→ What to produce:
Key in the whole listing below again, keeping every word as it is.

→ Provided records:
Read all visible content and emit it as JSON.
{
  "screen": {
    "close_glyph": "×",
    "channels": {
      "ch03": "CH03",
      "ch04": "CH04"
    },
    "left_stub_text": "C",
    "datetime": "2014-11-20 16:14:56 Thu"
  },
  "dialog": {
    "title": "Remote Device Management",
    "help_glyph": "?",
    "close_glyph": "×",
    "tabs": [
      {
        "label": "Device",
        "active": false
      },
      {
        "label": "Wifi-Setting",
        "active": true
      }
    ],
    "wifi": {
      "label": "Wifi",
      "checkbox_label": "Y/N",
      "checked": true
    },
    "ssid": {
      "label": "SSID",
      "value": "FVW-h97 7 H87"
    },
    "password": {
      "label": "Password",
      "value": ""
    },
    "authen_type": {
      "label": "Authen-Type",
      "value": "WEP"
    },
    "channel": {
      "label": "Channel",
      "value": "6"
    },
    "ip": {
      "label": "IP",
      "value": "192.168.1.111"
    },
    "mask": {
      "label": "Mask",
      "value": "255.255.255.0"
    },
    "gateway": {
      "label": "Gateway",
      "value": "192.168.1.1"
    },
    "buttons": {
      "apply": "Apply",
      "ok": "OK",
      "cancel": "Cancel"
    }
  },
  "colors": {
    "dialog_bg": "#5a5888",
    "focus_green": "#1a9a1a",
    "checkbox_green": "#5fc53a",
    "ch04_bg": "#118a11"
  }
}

→ Task solution:
Read all visible content and emit it as JSON.
{
  "screen": {
    "close_glyph": "×",
    "channels": {
      "ch03": "CH03",
      "ch04": "CH04"
    },
    "left_stub_text": "C",
    "datetime": "2014-11-20 16:14:56 Thu"
  },
  "dialog": {
    "title": "Remote Device Management",
    "help_glyph": "?",
    "close_glyph": "×",
    "tabs": [
      {
        "label": "Device",
        "active": false
      },
      {
        "label": "Wifi-Setting",
        "active": true
      }
    ],
    "wifi": {
      "label": "Wifi",
      "checkbox_label": "Y/N",
      "checked": true
    },
    "ssid": {
      "label": "SSID",
      "value": "FVW-h97 7 H87"
    },
    "password": {
      "label": "Password",
      "value": ""
    },
    "authen_type": {
      "label": "Authen-Type",
      "value": "WEP"
    },
    "channel": {
      "label": "Channel",
      "value": "6"
    },
    "ip": {
      "label": "IP",
      "value": "192.168.1.111"
    },
    "mask": {
      "label": "Mask",
      "value": "255.255.255.0"
    },
    "gateway": {
      "label": "Gateway",
      "value": "192.168.1.1"
    },
    "buttons": {
      "apply": "Apply",
      "ok": "OK",
      "cancel": "Cancel"
    }
  },
  "colors": {
    "dialog_bg": "#5a5888",
    "focus_green": "#1a9a1a",
    "checkbox_green": "#5fc53a",
    "ch04_bg": "#118a11"
  }
}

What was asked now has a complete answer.